Growing Vegetables in Permanent Ice
The crew of the Chinese Great Wall Station can now exist without some of the supply flights from the mainland. Thanks to their own greenhouse, the first in the Antarctic, they have their own supplies of fresh tomatoes, cucumbers, bell peppers, lettuce, and various herbs.
King George Island at the edge of the Antarctic is a surreal sort of place. The island has an area of 1,150 square kilometers, more than 90 percent of which is covered by ice. The rest is coarse gravel. The island is dotted with occasional patches of lichen and grass which defy the icy temperatures and harsh winds. Penguins and seals swim in the water around the coast. But in spite of this, people actually live on the 62nd parallel south, as countries such as Chile, Russia, and China have established research stations on King George Island. At times, the icy island is home to several hundred men and women. About 300 remain even in the Antarctic winter when many scientists leave the White Continent. The Antarctic dwellers receive their supplies from ships and planes from Chile.

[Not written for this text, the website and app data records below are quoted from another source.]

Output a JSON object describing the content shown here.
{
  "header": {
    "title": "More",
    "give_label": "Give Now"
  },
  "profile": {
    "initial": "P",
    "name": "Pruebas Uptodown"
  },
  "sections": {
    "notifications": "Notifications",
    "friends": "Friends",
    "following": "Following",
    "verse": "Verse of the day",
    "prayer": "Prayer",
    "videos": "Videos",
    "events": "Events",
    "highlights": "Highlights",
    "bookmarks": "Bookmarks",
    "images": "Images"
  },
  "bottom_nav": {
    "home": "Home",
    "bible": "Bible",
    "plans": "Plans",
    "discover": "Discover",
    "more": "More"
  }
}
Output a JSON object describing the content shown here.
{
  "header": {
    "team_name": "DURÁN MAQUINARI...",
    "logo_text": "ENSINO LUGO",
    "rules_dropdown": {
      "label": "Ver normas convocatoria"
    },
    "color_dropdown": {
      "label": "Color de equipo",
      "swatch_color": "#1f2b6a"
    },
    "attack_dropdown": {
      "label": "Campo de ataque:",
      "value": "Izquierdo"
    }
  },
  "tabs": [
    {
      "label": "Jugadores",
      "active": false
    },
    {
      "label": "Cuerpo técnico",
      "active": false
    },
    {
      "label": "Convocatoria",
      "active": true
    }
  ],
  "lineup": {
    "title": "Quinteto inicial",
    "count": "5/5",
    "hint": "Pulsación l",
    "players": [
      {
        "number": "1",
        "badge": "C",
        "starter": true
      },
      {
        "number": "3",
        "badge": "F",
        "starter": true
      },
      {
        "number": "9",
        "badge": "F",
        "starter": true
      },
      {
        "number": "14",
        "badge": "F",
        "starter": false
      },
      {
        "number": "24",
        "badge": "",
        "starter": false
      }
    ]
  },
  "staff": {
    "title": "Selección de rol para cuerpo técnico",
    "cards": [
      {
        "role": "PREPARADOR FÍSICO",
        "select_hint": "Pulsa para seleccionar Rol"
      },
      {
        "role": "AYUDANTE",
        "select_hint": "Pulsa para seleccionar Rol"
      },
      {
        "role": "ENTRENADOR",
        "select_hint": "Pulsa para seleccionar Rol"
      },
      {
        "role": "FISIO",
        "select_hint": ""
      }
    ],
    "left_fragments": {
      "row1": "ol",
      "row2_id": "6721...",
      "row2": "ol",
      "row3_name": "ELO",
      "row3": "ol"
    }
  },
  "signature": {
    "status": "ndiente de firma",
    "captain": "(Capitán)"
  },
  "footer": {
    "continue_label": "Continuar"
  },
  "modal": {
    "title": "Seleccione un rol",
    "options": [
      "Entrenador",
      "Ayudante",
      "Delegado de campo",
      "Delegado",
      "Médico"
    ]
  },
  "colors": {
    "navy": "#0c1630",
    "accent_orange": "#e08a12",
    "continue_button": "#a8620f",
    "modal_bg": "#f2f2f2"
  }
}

At least, they did, until now. The crew of the Chinese Great Wall Station can now exist without some of the supply flights from the mainland. Thanks to their greenhouse, the first in the Antarctic, they have their own supplies of fresh tomatoes, cucumbers, bell peppers, lettuce, and various herbs. Among other things, this was made possible by the material PLEXIGLAS® Alltop from Evonik.
The Polar Research Institute of China and Shanghai Dushi Green Engineering Co., Ltd. worked on the design of the Antarctic‘s first greenhouse for two years. “Among all the materials we researched, PLEXIGLAS® Alltop has proven to be most suitable as covering materials for greenhouses on extremely cold Antarctica,” says Le Lu, an engineer at Shanghai Dushi who was involved in developing the greenhouse at the Great Wall Station.
Use of material under extreme weather conditions
The problem with the design was that in the southern summer the sun shines almost all day on King George Island; at the South Pole itself, the sun shines 24 hours a day at this time of year. But even in the Antarctic summer the radiation energy is very low. This is due to what is known as the obliquity of the ecliptic, in other words, the 23.5 tilt of the earth‘s axis to the plane of its orbit around the sun. Near the pole, this causes the incidence of the sun‘s rays to be very flat and, as a result, they have little power.
Consequently, to ensure that tomatoes, cucumbers and so on thrive, the construction of the first greenhouse in the Antarctic required a material that lets through the sun‘s rays, which are vital for plant growth. After all, a rule of thumb in vegetable growing is: one percent more light results in one percent more plant growth.
Besides, it‘s not only extremely cold in the Antarctic; it‘s also very, very windy. The continent is regarded as the windiest on the planet. Wind force 10, in other words, severe storm, is a daily occurrence on the permanent ice. “We‘ve built many greenhouses around the world. But the project in the Antarctic was especially exciting for us,” says Weimin Wang from Evonik, who was responsible for the construction of the greenhouse in the Antarctic. “Our material can demonstrate its strength especially well under these adverse conditions.”
Because of its 91% light transmission, PLEXIGLAS® Alltop guarantees that the plants get sufficient natural sunlight. Six hundred square meters of 16 millimeter thick multi-skin sheets provide good insulation and UV transparency so that the plants can grow under conditions that are as close to nature as possible. In addition: the material also exhibits no visible yellowing even after 30 years. As a result it, retains its maximum light transmission and is especially durable.
Second greenhouse already being planned
PLEXIGLAS® Alltop is also very stable in high winds. But on its own, that‘s not enough to withstand the bleak conditions on King George Island. In collaboration with Evonik, Shanghai Dushi developed a special aluminum profile to reinforce the construction, which is coordinated precisely to the geometry of PLEXIGLAS® Alltop. After extensive trials, the Chinese research icebreaker Xue Long delivered the material to the Antarctic.
“Now we want to build a second greenhouse in the Antarctic together with our partner. It‘s already in the planning phase,” says Weimin Wang from Evonik. The second greenhouse will supply scientists at another Chinese research station in the interior of the enormous ice-covered continent with fresh vegetables. A place where temperatures drop even lower and the winds are even more bleak.